→ **Task item**
Repeat all entries exactly.
* * * *
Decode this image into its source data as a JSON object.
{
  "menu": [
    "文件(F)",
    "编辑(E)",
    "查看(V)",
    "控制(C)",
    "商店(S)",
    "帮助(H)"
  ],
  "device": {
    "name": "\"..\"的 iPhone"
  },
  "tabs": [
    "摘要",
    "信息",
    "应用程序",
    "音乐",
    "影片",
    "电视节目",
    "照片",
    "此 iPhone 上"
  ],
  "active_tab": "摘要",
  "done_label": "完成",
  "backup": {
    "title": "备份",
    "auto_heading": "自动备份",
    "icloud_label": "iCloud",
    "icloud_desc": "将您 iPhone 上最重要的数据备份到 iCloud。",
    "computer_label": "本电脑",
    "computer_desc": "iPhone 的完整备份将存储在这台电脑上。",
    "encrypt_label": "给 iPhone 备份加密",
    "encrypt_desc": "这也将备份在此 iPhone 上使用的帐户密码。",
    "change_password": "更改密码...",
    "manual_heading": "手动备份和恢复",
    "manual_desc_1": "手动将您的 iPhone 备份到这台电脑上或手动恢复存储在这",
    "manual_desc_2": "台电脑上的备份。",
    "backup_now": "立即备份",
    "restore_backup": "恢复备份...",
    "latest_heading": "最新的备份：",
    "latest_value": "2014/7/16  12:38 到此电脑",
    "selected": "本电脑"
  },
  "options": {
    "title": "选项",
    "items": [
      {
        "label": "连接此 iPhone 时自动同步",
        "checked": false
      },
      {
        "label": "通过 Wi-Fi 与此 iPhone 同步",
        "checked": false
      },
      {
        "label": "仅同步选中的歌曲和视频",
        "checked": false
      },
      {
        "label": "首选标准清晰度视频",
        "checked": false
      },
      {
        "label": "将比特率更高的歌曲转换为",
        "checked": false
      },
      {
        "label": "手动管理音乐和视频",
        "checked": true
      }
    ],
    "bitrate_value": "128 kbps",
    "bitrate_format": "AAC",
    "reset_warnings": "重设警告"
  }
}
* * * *
→ **Your response**
Decode this image into its source data as a JSON object.
{
  "menu": [
    "文件(F)",
    "编辑(E)",
    "查看(V)",
    "控制(C)",
    "商店(S)",
    "帮助(H)"
  ],
  "device": {
    "name": "\"..\"的 iPhone"
  },
  "tabs": [
    "摘要",
    "信息",
    "应用程序",
    "音乐",
    "影片",
    "电视节目",
    "照片",
    "此 iPhone 上"
  ],
  "active_tab": "摘要",
  "done_label": "完成",
  "backup": {
    "title": "备份",
    "auto_heading": "自动备份",
    "icloud_label": "iCloud",
    "icloud_desc": "将您 iPhone 上最重要的数据备份到 iCloud。",
    "computer_label": "本电脑",
    "computer_desc": "iPhone 的完整备份将存储在这台电脑上。",
    "encrypt_label": "给 iPhone 备份加密",
    "encrypt_desc": "这也将备份在此 iPhone 上使用的帐户密码。",
    "change_password": "更改密码...",
    "manual_heading": "手动备份和恢复",
    "manual_desc_1": "手动将您的 iPhone 备份到这台电脑上或手动恢复存储在这",
    "manual_desc_2": "台电脑上的备份。",
    "backup_now": "立即备份",
    "restore_backup": "恢复备份...",
    "latest_heading": "最新的备份：",
    "latest_value": "2014/7/16  12:38 到此电脑",
    "selected": "本电脑"
  },
  "options": {
    "title": "选项",
    "items": [
      {
        "label": "连接此 iPhone 时自动同步",
        "checked": false
      },
      {
        "label": "通过 Wi-Fi 与此 iPhone 同步",
        "checked": false
      },
      {
        "label": "仅同步选中的歌曲和视频",
        "checked": false
      },
      {
        "label": "首选标准清晰度视频",
        "checked": false
      },
      {
        "label": "将比特率更高的歌曲转换为",
        "checked": false
      },
      {
        "label": "手动管理音乐和视频",
        "checked": true
      }
    ],
    "bitrate_value": "128 kbps",
    "bitrate_format": "AAC",
    "reset_warnings": "重设警告"
  }
}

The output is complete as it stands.